▸ **What you are asked to do**
Scan the records for the word "username". Report each line where it occurs.

Stored items

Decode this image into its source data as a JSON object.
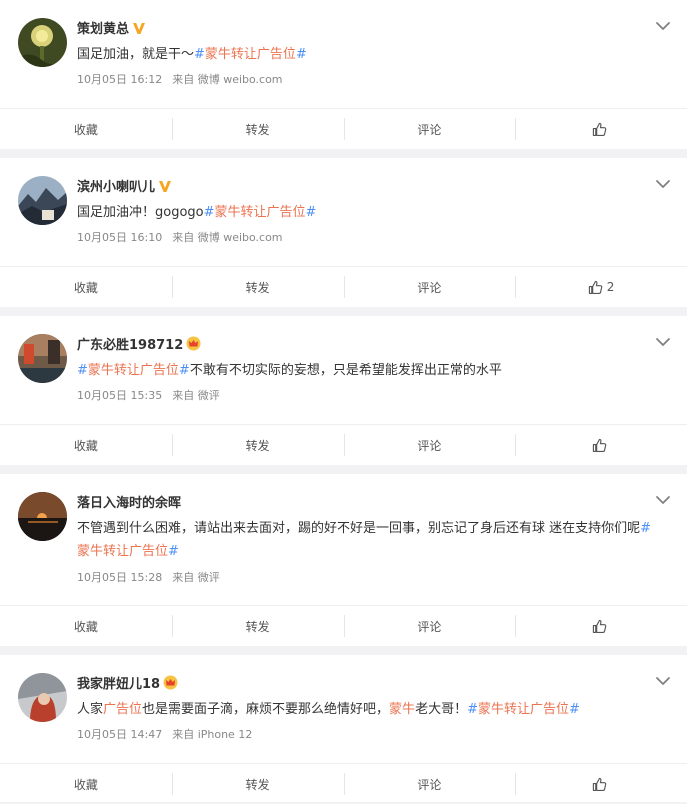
{
  "actions": {
    "collect": "收藏",
    "repost": "转发",
    "comment": "评论"
  },
  "posts": [
    {
      "username": "策划黄总",
      "badge": "v-badge",
      "segments": [
        {
          "t": "国足加油，就是干～",
          "c": ""
        },
        {
          "t": "#",
          "c": "hash"
        },
        {
          "t": "蒙牛转让广告位",
          "c": "tag"
        },
        {
          "t": "#",
          "c": "hash"
        }
      ],
      "date": "10月05日 16:12",
      "source": "来自 微博 weibo.com",
      "likes": ""
    },
    {
      "username": "滨州小喇叭儿",
      "badge": "v-badge",
      "segments": [
        {
          "t": "国足加油冲！gogogo",
          "c": ""
        },
        {
          "t": "#",
          "c": "hash"
        },
        {
          "t": "蒙牛转让广告位",
          "c": "tag"
        },
        {
          "t": "#",
          "c": "hash"
        }
      ],
      "date": "10月05日 16:10",
      "source": "来自 微博 weibo.com",
      "likes": "2"
    },
    {
      "username": "广东必胜198712",
      "badge": "crown-badge",
      "segments": [
        {
          "t": "#",
          "c": "hash"
        },
        {
          "t": "蒙牛转让广告位",
          "c": "tag"
        },
        {
          "t": "#",
          "c": "hash"
        },
        {
          "t": "不敢有不切实际的妄想，只是希望能发挥出正常的水平",
          "c": ""
        }
      ],
      "date": "10月05日 15:35",
      "source": "来自 微评",
      "likes": ""
    },
    {
      "username": "落日入海时的余晖",
      "badge": "",
      "segments": [
        {
          "t": "不管遇到什么困难，请站出来去面对，踢的好不好是一回事，别忘记了身后还有球 迷在支持你们呢",
          "c": ""
        },
        {
          "t": "#",
          "c": "hash"
        },
        {
          "t": "蒙牛转让广告位",
          "c": "tag"
        },
        {
          "t": "#",
          "c": "hash"
        }
      ],
      "date": "10月05日 15:28",
      "source": "来自 微评",
      "likes": ""
    },
    {
      "username": "我家胖妞儿18",
      "badge": "crown-badge",
      "segments": [
        {
          "t": "人家",
          "c": ""
        },
        {
          "t": "广告位",
          "c": "hl"
        },
        {
          "t": "也是需要面子滴，麻烦不要那么绝情好吧，",
          "c": ""
        },
        {
          "t": "蒙牛",
          "c": "hl"
        },
        {
          "t": "老大哥！",
          "c": ""
        },
        {
          "t": "#",
          "c": "hash"
        },
        {
          "t": "蒙牛转让广告位",
          "c": "tag"
        },
        {
          "t": "#",
          "c": "hash"
        }
      ],
      "date": "10月05日 14:47",
      "source": "来自 iPhone 12",
      "likes": ""
    }
  ]
}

▸ **Exercise result**
      "username": "策划黄总",
      "username": "滨州小喇叭儿",
      "username": "广东必胜198712",
      "username": "落日入海时的余晖",
      "username": "我家胖妞儿18",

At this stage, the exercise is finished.